Someone said, “You’ll get through this, man,” and Bryant replied, “Yessir.” And he was off, driven to the loading dock at Staples Center after tearing his left Achilles’ tendon — in the 3,013th minute of the 78th game of his 17th season of this remarkable career.
“I made a move that I’ve made a million times,” Bryant had said at his locker earlier Friday night, “and it just popped.”
And so much popped with it. The pursuit of a playoff berth that Bryant had so heroically –and now, tragically — fueled was rendered pointless in the wake of this vapid, 118-116 victory over the Golden State Warriors. These 48-minute nights, this stubborn battle to push past limits of pain and exhaustion that should’ve long ago conquered him –- over.

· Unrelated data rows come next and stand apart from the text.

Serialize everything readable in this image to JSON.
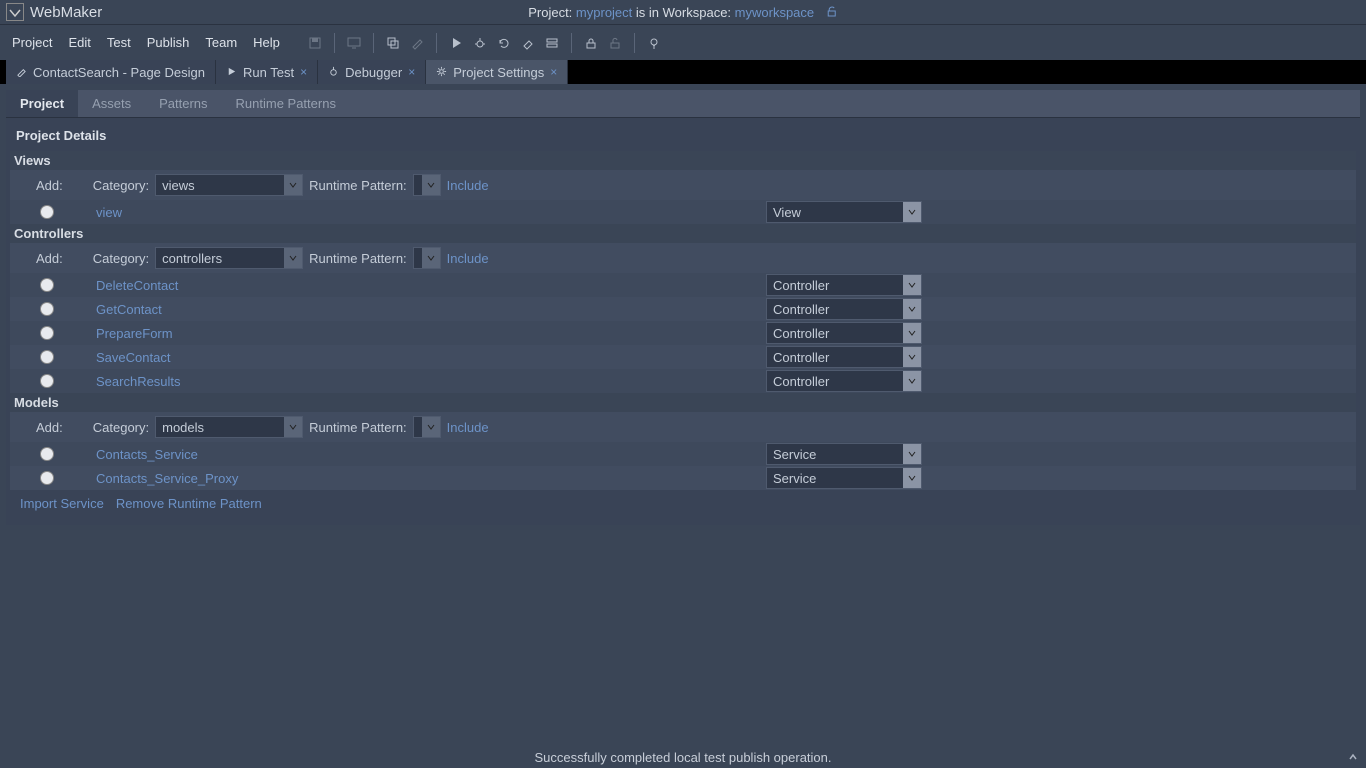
{
  "app": {
    "title": "WebMaker"
  },
  "projectInfo": {
    "prefix": "Project:",
    "project": "myproject",
    "mid": "is in Workspace:",
    "workspace": "myworkspace"
  },
  "menu": {
    "project": "Project",
    "edit": "Edit",
    "test": "Test",
    "publish": "Publish",
    "team": "Team",
    "help": "Help"
  },
  "editorTabs": {
    "t1": "ContactSearch - Page Design",
    "t2": "Run Test",
    "t3": "Debugger",
    "t4": "Project Settings"
  },
  "subTabs": {
    "project": "Project",
    "assets": "Assets",
    "patterns": "Patterns",
    "runtimePatterns": "Runtime Patterns"
  },
  "panel": {
    "title": "Project Details",
    "addLabel": "Add:",
    "categoryLabel": "Category:",
    "runtimePatternLabel": "Runtime Pattern:",
    "includeLink": "Include",
    "importService": "Import Service",
    "removeRuntimePattern": "Remove Runtime Pattern"
  },
  "sections": {
    "views": {
      "title": "Views",
      "category": "views",
      "items": [
        {
          "name": "view",
          "type": "View"
        }
      ]
    },
    "controllers": {
      "title": "Controllers",
      "category": "controllers",
      "items": [
        {
          "name": "DeleteContact",
          "type": "Controller"
        },
        {
          "name": "GetContact",
          "type": "Controller"
        },
        {
          "name": "PrepareForm",
          "type": "Controller"
        },
        {
          "name": "SaveContact",
          "type": "Controller"
        },
        {
          "name": "SearchResults",
          "type": "Controller"
        }
      ]
    },
    "models": {
      "title": "Models",
      "category": "models",
      "items": [
        {
          "name": "Contacts_Service",
          "type": "Service"
        },
        {
          "name": "Contacts_Service_Proxy",
          "type": "Service"
        }
      ]
    }
  },
  "status": {
    "message": "Successfully completed local test publish operation."
  }
}
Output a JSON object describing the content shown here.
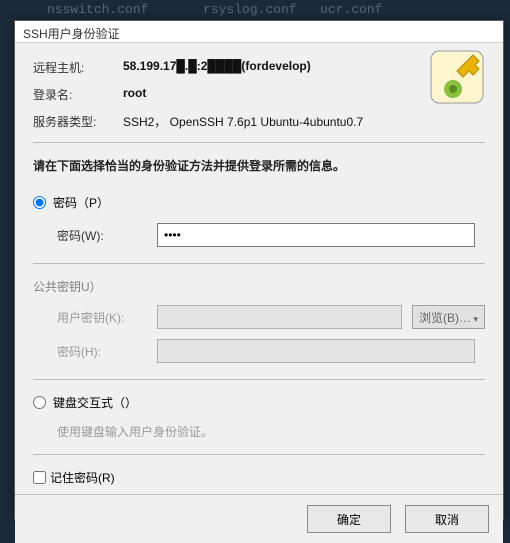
{
  "background_text": "     nsswitch.conf       rsyslog.conf   ucr.conf",
  "dialog": {
    "title": "SSH用户身份验证",
    "info": {
      "host_label": "远程主机:",
      "host_value": "58.199.17█.█:2████(fordevelop)",
      "login_label": "登录名:",
      "login_value": "root",
      "server_label": "服务器类型:",
      "server_value": "SSH2， OpenSSH 7.6p1 Ubuntu-4ubuntu0.7"
    },
    "instruction": "请在下面选择恰当的身份验证方法并提供登录所需的信息。",
    "pw_section": {
      "radio_label": "密码（P）",
      "field_label": "密码(W):",
      "value": "••••"
    },
    "pk_section": {
      "title": "公共密钥U）",
      "key_label": "用户密钥(K):",
      "browse": "浏览(B)…",
      "pass_label": "密码(H):"
    },
    "ki_section": {
      "radio_label": "键盘交互式（）",
      "hint": "使用键盘输入用户身份验证。"
    },
    "remember_label": "记住密码(R)",
    "buttons": {
      "ok": "确定",
      "cancel": "取消"
    }
  }
}
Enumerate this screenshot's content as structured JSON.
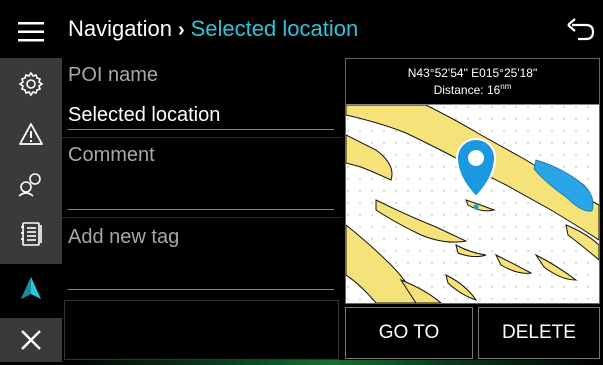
{
  "sidebar": {
    "icons": [
      "menu-icon",
      "gear-icon",
      "warning-icon",
      "group-icon",
      "book-icon",
      "navigation-arrow-icon",
      "close-icon"
    ],
    "nav_color": "#2ec4d8"
  },
  "header": {
    "breadcrumb": "Navigation",
    "separator": "›",
    "current": "Selected location",
    "back_icon": "back-arrow-icon"
  },
  "form": {
    "poi_label": "POI name",
    "poi_value": "Selected location",
    "comment_label": "Comment",
    "tag_label": "Add new tag"
  },
  "map": {
    "coordinates": "N43°52'54\" E015°25'18\"",
    "distance_label": "Distance: ",
    "distance_value": "16",
    "distance_unit": "nm",
    "land_color": "#f5e37a",
    "water_color": "#2aa6e8",
    "pin_color": "#1b98e0"
  },
  "buttons": {
    "goto": "GO TO",
    "delete": "DELETE"
  },
  "accent": "#2ec4d8"
}
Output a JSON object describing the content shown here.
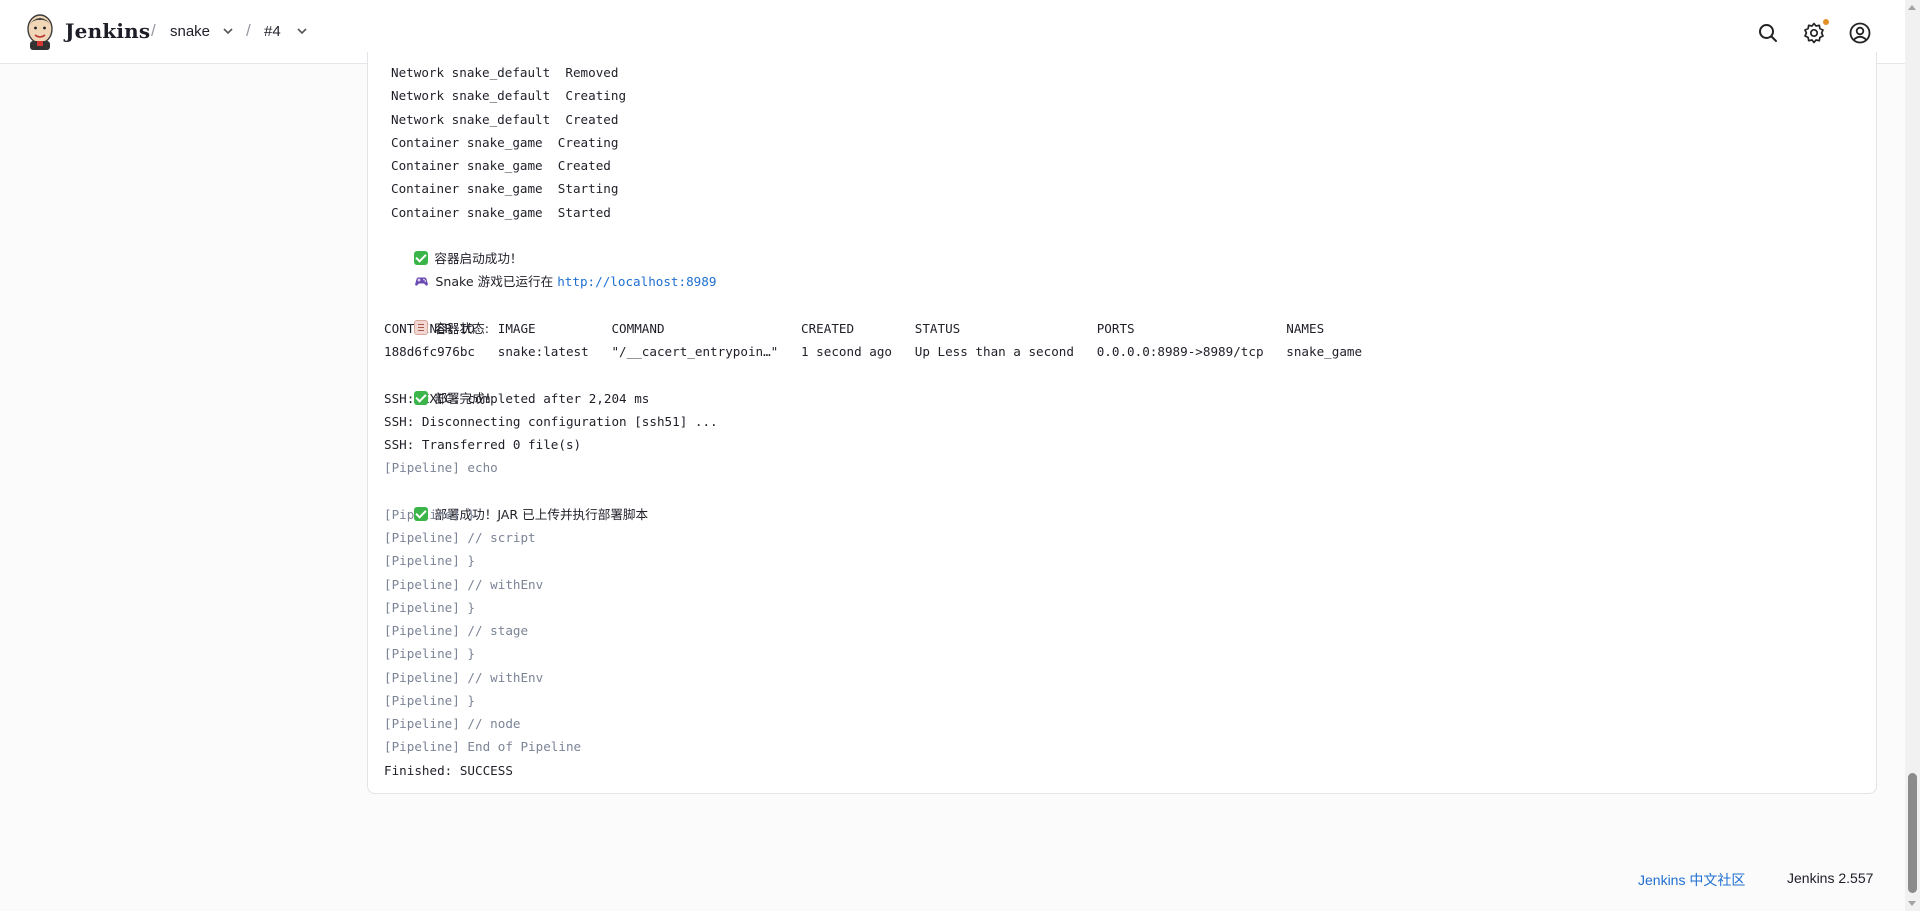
{
  "header": {
    "brand": "Jenkins",
    "breadcrumb": [
      {
        "label": "snake"
      },
      {
        "label": "#4"
      }
    ],
    "separator": "/",
    "icons": [
      "search-icon",
      "gear-icon",
      "user-icon"
    ],
    "notification_color": "#e58f27"
  },
  "console": {
    "lines": [
      {
        "text": "Network snake_default  Removed",
        "kind": "plain",
        "indent": true
      },
      {
        "text": "Network snake_default  Creating",
        "kind": "plain",
        "indent": true
      },
      {
        "text": "Network snake_default  Created",
        "kind": "plain",
        "indent": true
      },
      {
        "text": "Container snake_game  Creating",
        "kind": "plain",
        "indent": true
      },
      {
        "text": "Container snake_game  Created",
        "kind": "plain",
        "indent": true
      },
      {
        "text": "Container snake_game  Starting",
        "kind": "plain",
        "indent": true
      },
      {
        "text": "Container snake_game  Started",
        "kind": "plain",
        "indent": true
      },
      {
        "text": "容器启动成功！",
        "kind": "plain",
        "emoji": "check-icon"
      },
      {
        "text": "Snake 游戏已运行在 ",
        "kind": "plain",
        "emoji": "game-controller-icon",
        "link": "http://localhost:8989"
      },
      {
        "text": "",
        "kind": "blank"
      },
      {
        "text": "容器状态:",
        "kind": "plain",
        "emoji": "clipboard-icon"
      },
      {
        "text": "CONTAINER ID   IMAGE          COMMAND                  CREATED        STATUS                  PORTS                    NAMES",
        "kind": "plain"
      },
      {
        "text": "188d6fc976bc   snake:latest   \"/__cacert_entrypoin…\"   1 second ago   Up Less than a second   0.0.0.0:8989->8989/tcp   snake_game",
        "kind": "plain"
      },
      {
        "text": "部署完成！",
        "kind": "plain",
        "emoji": "check-icon"
      },
      {
        "text": "SSH: EXEC: completed after 2,204 ms",
        "kind": "plain"
      },
      {
        "text": "SSH: Disconnecting configuration [ssh51] ...",
        "kind": "plain"
      },
      {
        "text": "SSH: Transferred 0 file(s)",
        "kind": "plain"
      },
      {
        "text": "[Pipeline] echo",
        "kind": "pipeline"
      },
      {
        "text": "部署成功！JAR 已上传并执行部署脚本",
        "kind": "plain",
        "emoji": "check-icon"
      },
      {
        "text": "[Pipeline] }",
        "kind": "pipeline"
      },
      {
        "text": "[Pipeline] // script",
        "kind": "pipeline"
      },
      {
        "text": "[Pipeline] }",
        "kind": "pipeline"
      },
      {
        "text": "[Pipeline] // withEnv",
        "kind": "pipeline"
      },
      {
        "text": "[Pipeline] }",
        "kind": "pipeline"
      },
      {
        "text": "[Pipeline] // stage",
        "kind": "pipeline"
      },
      {
        "text": "[Pipeline] }",
        "kind": "pipeline"
      },
      {
        "text": "[Pipeline] // withEnv",
        "kind": "pipeline"
      },
      {
        "text": "[Pipeline] }",
        "kind": "pipeline"
      },
      {
        "text": "[Pipeline] // node",
        "kind": "pipeline"
      },
      {
        "text": "[Pipeline] End of Pipeline",
        "kind": "pipeline"
      },
      {
        "text": "Finished: SUCCESS",
        "kind": "plain"
      }
    ],
    "pipeline_color": "#7b8496",
    "link_color": "#1f6fd0"
  },
  "footer": {
    "community_link": "Jenkins 中文社区",
    "version": "Jenkins 2.557"
  }
}
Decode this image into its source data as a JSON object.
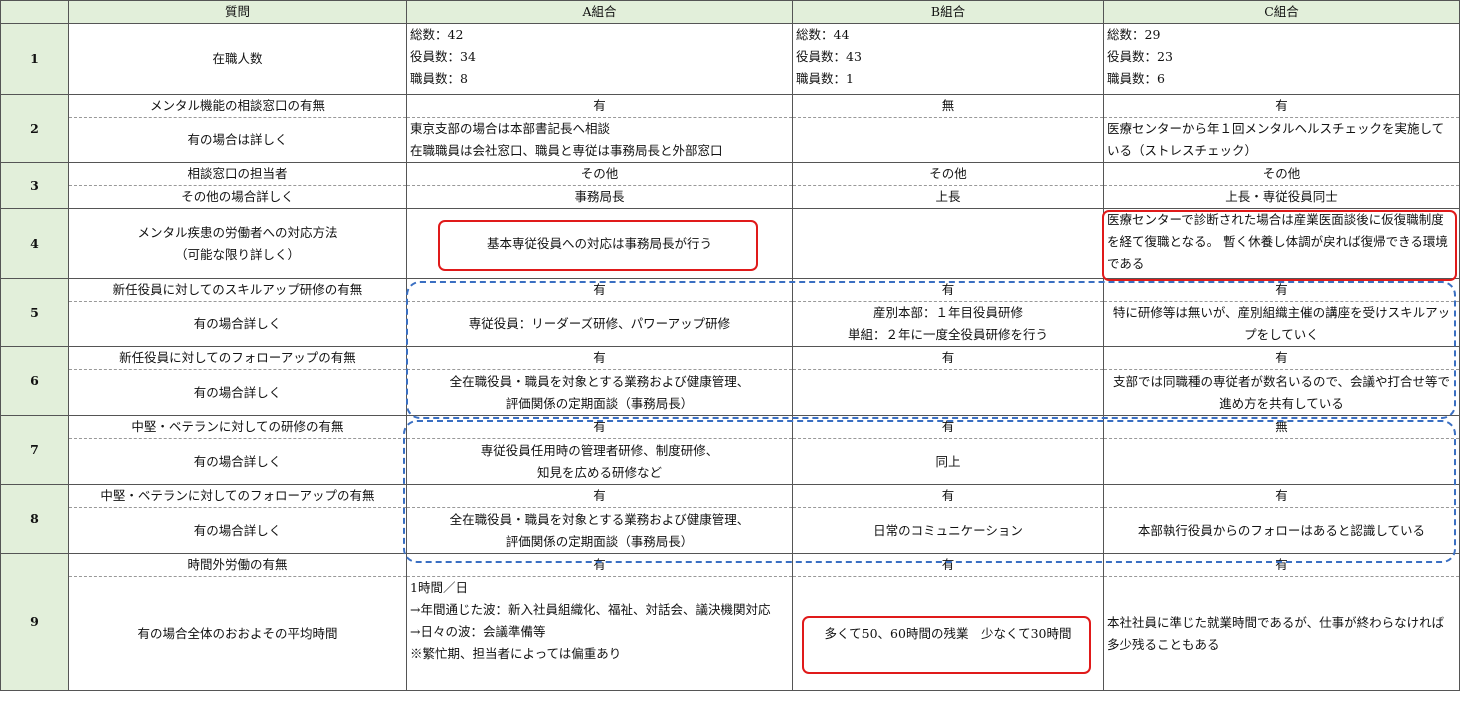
{
  "headers": [
    "",
    "質問",
    "A組合",
    "B組合",
    "C組合"
  ],
  "rows": [
    {
      "num": "1",
      "q": "在職人数",
      "a": "総数：42\n役員数：34\n職員数：8",
      "b": "総数：44\n役員数：43\n職員数：1",
      "c": "総数：29\n役員数：23\n職員数：6"
    },
    {
      "num": "2",
      "q1": "メンタル機能の相談窓口の有無",
      "a1": "有",
      "b1": "無",
      "c1": "有",
      "q2": "有の場合は詳しく",
      "a2": "東京支部の場合は本部書記長へ相談\n在職職員は会社窓口、職員と専従は事務局長と外部窓口",
      "b2": "",
      "c2": "医療センターから年１回メンタルヘルスチェックを実施している（ストレスチェック）"
    },
    {
      "num": "3",
      "q1": "相談窓口の担当者",
      "a1": "その他",
      "b1": "その他",
      "c1": "その他",
      "q2": "その他の場合詳しく",
      "a2": "事務局長",
      "b2": "上長",
      "c2": "上長・専従役員同士"
    },
    {
      "num": "4",
      "q": "メンタル疾患の労働者への対応方法\n（可能な限り詳しく）",
      "a": "基本専従役員への対応は事務局長が行う",
      "b": "",
      "c": "医療センターで診断された場合は産業医面談後に仮復職制度を経て復職となる。\n暫く休養し体調が戻れば復帰できる環境である"
    },
    {
      "num": "5",
      "q1": "新任役員に対してのスキルアップ研修の有無",
      "a1": "有",
      "b1": "有",
      "c1": "有",
      "q2": "有の場合詳しく",
      "a2": "専従役員：リーダーズ研修、パワーアップ研修",
      "b2": "産別本部：１年目役員研修\n単組：２年に一度全役員研修を行う",
      "c2": "特に研修等は無いが、産別組織主催の講座を受けスキルアップをしていく"
    },
    {
      "num": "6",
      "q1": "新任役員に対してのフォローアップの有無",
      "a1": "有",
      "b1": "有",
      "c1": "有",
      "q2": "有の場合詳しく",
      "a2": "全在職役員・職員を対象とする業務および健康管理、\n評価関係の定期面談（事務局長）",
      "b2": "",
      "c2": "支部では同職種の専従者が数名いるので、会議や打合せ等で進め方を共有している"
    },
    {
      "num": "7",
      "q1": "中堅・ベテランに対しての研修の有無",
      "a1": "有",
      "b1": "有",
      "c1": "無",
      "q2": "有の場合詳しく",
      "a2": "専従役員任用時の管理者研修、制度研修、\n知見を広める研修など",
      "b2": "同上",
      "c2": ""
    },
    {
      "num": "8",
      "q1": "中堅・ベテランに対してのフォローアップの有無",
      "a1": "有",
      "b1": "有",
      "c1": "有",
      "q2": "有の場合詳しく",
      "a2": "全在職役員・職員を対象とする業務および健康管理、\n評価関係の定期面談（事務局長）",
      "b2": "日常のコミュニケーション",
      "c2": "本部執行役員からのフォローはあると認識している"
    },
    {
      "num": "9",
      "q1": "時間外労働の有無",
      "a1": "有",
      "b1": "有",
      "c1": "有",
      "q2": "有の場合全体のおおよその平均時間",
      "a2": "1時間／日\n→年間通じた波：新入社員組織化、福祉、対話会、議決機関対応\n→日々の波：会議準備等\n※繁忙期、担当者によっては偏重あり",
      "b2": "多くて50、60時間の残業　少なくて30時間",
      "c2": "本社社員に準じた就業時間であるが、仕事が終わらなければ多少残ることもある"
    }
  ]
}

Michael Wilbon looks at Team USA’s dominance at Olympic Basketball after being forced to regroup with top NBA stars:
LONDON — You see the back-to-back Olympic gold medals, the 50 straight Team USA victories in international play the past six years. You see the return to dominance of the United States in men’s basketball and it’s easy to forget how depressingly far down the program was in 2004, when the Americans lost three times in the Athens Olympics, and in 2006, when the U.S. lost to Greece.
LeBron James didn’t forget. He was on those teams that lost, that were humiliated. But Jerry Colangelo and then Mike Krzyzewski told LeBron that Team USA needed him to be part of the country’s effort to reclaim international basketball. “It was the lowest point, 2004 … a long road,” LeBron said Sunday, eight years — and basketball light-years — later. “I’m happy to be able to say I was a part of us being able to get back on top.” Read the rest of this entry
Lakers star Kobe Bryant’s new Sports Illustrated feature as NBA Playoffs resume:
“It is 1981, and Kobe Bryant is 3 years old. He runs to his room, grabs his Clippers jersey and yanks it over his head. Then he steps into a pair of shorts, grabs a mini-basketball and heads to the living room to watch the Clippers game on TV. When Joe Bryant steps onto the court, Kobe mimics his father’s every move. When Joe shoots a jumper, Kobe fires one at his plastic Dr. J basket. When Joe uses his guile to get to the hoop, Kobe slides by imaginary defenders, faking out the couch and the lamp. Kobe takes a seat when Joe does, grabs a towel when Joe does and, afterward, takes a shower just like Joe. Though still a toddler, Kobe already knows what he wants in life: to be just like his father. Just like his father. It is 30 years later, and we all know what became of the son.